• WHAT YOU HAVE TO DO:
Print every record word for word.

• TASK MATERIAL:

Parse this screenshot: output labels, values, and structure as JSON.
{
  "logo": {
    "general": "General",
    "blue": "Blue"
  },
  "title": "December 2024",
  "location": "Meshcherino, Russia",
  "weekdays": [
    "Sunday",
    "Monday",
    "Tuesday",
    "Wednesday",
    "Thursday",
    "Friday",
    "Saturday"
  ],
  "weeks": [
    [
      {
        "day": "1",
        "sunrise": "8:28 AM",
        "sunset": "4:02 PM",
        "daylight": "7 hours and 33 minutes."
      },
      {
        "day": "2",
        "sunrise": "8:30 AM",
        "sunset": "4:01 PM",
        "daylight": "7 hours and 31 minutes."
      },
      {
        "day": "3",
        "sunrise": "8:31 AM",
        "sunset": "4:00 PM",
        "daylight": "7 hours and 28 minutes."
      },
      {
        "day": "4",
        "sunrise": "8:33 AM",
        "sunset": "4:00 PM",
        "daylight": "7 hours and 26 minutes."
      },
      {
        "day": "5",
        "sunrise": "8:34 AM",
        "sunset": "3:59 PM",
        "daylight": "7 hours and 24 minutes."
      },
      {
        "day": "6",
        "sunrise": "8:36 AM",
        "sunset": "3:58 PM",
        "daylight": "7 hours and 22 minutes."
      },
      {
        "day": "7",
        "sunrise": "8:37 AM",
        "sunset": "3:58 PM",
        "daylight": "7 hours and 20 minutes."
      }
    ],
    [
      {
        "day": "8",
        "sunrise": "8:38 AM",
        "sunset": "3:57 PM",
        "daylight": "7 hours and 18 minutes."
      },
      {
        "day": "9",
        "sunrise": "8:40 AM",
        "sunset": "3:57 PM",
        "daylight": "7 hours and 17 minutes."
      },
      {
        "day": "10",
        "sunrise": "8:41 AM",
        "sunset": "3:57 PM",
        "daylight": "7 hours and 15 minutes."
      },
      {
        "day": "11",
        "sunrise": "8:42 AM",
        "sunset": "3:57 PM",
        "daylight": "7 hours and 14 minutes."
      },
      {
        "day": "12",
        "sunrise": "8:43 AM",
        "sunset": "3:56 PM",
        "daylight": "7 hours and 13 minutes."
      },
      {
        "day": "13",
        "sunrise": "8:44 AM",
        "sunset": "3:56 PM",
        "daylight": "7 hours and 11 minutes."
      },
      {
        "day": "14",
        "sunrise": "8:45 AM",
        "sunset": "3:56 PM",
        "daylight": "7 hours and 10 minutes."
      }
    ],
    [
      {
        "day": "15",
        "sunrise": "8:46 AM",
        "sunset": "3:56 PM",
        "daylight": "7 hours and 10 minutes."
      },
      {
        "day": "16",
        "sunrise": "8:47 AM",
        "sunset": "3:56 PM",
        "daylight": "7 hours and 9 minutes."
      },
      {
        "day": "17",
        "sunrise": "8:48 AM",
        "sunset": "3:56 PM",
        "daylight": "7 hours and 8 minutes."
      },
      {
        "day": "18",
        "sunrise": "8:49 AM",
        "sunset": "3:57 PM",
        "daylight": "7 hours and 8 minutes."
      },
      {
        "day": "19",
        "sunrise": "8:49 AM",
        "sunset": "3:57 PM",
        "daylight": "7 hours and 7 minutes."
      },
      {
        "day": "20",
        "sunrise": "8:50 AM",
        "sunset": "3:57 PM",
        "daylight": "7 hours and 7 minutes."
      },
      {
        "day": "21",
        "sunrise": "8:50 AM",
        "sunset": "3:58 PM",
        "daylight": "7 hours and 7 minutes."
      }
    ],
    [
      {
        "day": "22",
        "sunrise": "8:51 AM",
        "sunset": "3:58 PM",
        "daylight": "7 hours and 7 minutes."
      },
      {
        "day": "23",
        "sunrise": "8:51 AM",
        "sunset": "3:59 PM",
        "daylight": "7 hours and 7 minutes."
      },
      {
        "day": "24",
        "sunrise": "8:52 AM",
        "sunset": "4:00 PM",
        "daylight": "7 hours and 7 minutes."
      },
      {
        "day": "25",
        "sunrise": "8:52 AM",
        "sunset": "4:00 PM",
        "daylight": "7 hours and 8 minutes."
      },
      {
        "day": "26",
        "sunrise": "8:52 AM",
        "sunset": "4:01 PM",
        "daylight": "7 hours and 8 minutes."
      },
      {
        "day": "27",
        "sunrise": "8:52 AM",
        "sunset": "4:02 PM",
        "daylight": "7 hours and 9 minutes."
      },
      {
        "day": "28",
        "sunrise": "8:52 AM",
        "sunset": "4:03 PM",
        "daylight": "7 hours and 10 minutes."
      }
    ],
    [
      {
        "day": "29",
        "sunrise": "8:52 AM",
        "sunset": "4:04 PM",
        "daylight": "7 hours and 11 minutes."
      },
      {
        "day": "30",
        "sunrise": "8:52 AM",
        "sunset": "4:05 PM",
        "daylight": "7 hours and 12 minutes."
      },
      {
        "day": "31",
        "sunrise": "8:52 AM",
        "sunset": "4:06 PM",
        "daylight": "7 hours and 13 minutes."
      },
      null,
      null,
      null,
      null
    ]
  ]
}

• FINISHED TASK:
Parse this screenshot: output labels, values, and structure as JSON.
{
  "logo": {
    "general": "General",
    "blue": "Blue"
  },
  "title": "December 2024",
  "location": "Meshcherino, Russia",
  "weekdays": [
    "Sunday",
    "Monday",
    "Tuesday",
    "Wednesday",
    "Thursday",
    "Friday",
    "Saturday"
  ],
  "weeks": [
    [
      {
        "day": "1",
        "sunrise": "8:28 AM",
        "sunset": "4:02 PM",
        "daylight": "7 hours and 33 minutes."
      },
      {
        "day": "2",
        "sunrise": "8:30 AM",
        "sunset": "4:01 PM",
        "daylight": "7 hours and 31 minutes."
      },
      {
        "day": "3",
        "sunrise": "8:31 AM",
        "sunset": "4:00 PM",
        "daylight": "7 hours and 28 minutes."
      },
      {
        "day": "4",
        "sunrise": "8:33 AM",
        "sunset": "4:00 PM",
        "daylight": "7 hours and 26 minutes."
      },
      {
        "day": "5",
        "sunrise": "8:34 AM",
        "sunset": "3:59 PM",
        "daylight": "7 hours and 24 minutes."
      },
      {
        "day": "6",
        "sunrise": "8:36 AM",
        "sunset": "3:58 PM",
        "daylight": "7 hours and 22 minutes."
      },
      {
        "day": "7",
        "sunrise": "8:37 AM",
        "sunset": "3:58 PM",
        "daylight": "7 hours and 20 minutes."
      }
    ],
    [
      {
        "day": "8",
        "sunrise": "8:38 AM",
        "sunset": "3:57 PM",
        "daylight": "7 hours and 18 minutes."
      },
      {
        "day": "9",
        "sunrise": "8:40 AM",
        "sunset": "3:57 PM",
        "daylight": "7 hours and 17 minutes."
      },
      {
        "day": "10",
        "sunrise": "8:41 AM",
        "sunset": "3:57 PM",
        "daylight": "7 hours and 15 minutes."
      },
      {
        "day": "11",
        "sunrise": "8:42 AM",
        "sunset": "3:57 PM",
        "daylight": "7 hours and 14 minutes."
      },
      {
        "day": "12",
        "sunrise": "8:43 AM",
        "sunset": "3:56 PM",
        "daylight": "7 hours and 13 minutes."
      },
      {
        "day": "13",
        "sunrise": "8:44 AM",
        "sunset": "3:56 PM",
        "daylight": "7 hours and 11 minutes."
      },
      {
        "day": "14",
        "sunrise": "8:45 AM",
        "sunset": "3:56 PM",
        "daylight": "7 hours and 10 minutes."
      }
    ],
    [
      {
        "day": "15",
        "sunrise": "8:46 AM",
        "sunset": "3:56 PM",
        "daylight": "7 hours and 10 minutes."
      },
      {
        "day": "16",
        "sunrise": "8:47 AM",
        "sunset": "3:56 PM",
        "daylight": "7 hours and 9 minutes."
      },
      {
        "day": "17",
        "sunrise": "8:48 AM",
        "sunset": "3:56 PM",
        "daylight": "7 hours and 8 minutes."
      },
      {
        "day": "18",
        "sunrise": "8:49 AM",
        "sunset": "3:57 PM",
        "daylight": "7 hours and 8 minutes."
      },
      {
        "day": "19",
        "sunrise": "8:49 AM",
        "sunset": "3:57 PM",
        "daylight": "7 hours and 7 minutes."
      },
      {
        "day": "20",
        "sunrise": "8:50 AM",
        "sunset": "3:57 PM",
        "daylight": "7 hours and 7 minutes."
      },
      {
        "day": "21",
        "sunrise": "8:50 AM",
        "sunset": "3:58 PM",
        "daylight": "7 hours and 7 minutes."
      }
    ],
    [
      {
        "day": "22",
        "sunrise": "8:51 AM",
        "sunset": "3:58 PM",
        "daylight": "7 hours and 7 minutes."
      },
      {
        "day": "23",
        "sunrise": "8:51 AM",
        "sunset": "3:59 PM",
        "daylight": "7 hours and 7 minutes."
      },
      {
        "day": "24",
        "sunrise": "8:52 AM",
        "sunset": "4:00 PM",
        "daylight": "7 hours and 7 minutes."
      },
      {
        "day": "25",
        "sunrise": "8:52 AM",
        "sunset": "4:00 PM",
        "daylight": "7 hours and 8 minutes."
      },
      {
        "day": "26",
        "sunrise": "8:52 AM",
        "sunset": "4:01 PM",
        "daylight": "7 hours and 8 minutes."
      },
      {
        "day": "27",
        "sunrise": "8:52 AM",
        "sunset": "4:02 PM",
        "daylight": "7 hours and 9 minutes."
      },
      {
        "day": "28",
        "sunrise": "8:52 AM",
        "sunset": "4:03 PM",
        "daylight": "7 hours and 10 minutes."
      }
    ],
    [
      {
        "day": "29",
        "sunrise": "8:52 AM",
        "sunset": "4:04 PM",
        "daylight": "7 hours and 11 minutes."
      },
      {
        "day": "30",
        "sunrise": "8:52 AM",
        "sunset": "4:05 PM",
        "daylight": "7 hours and 12 minutes."
      },
      {
        "day": "31",
        "sunrise": "8:52 AM",
        "sunset": "4:06 PM",
        "daylight": "7 hours and 13 minutes."
      },
      null,
      null,
      null,
      null
    ]
  ]
}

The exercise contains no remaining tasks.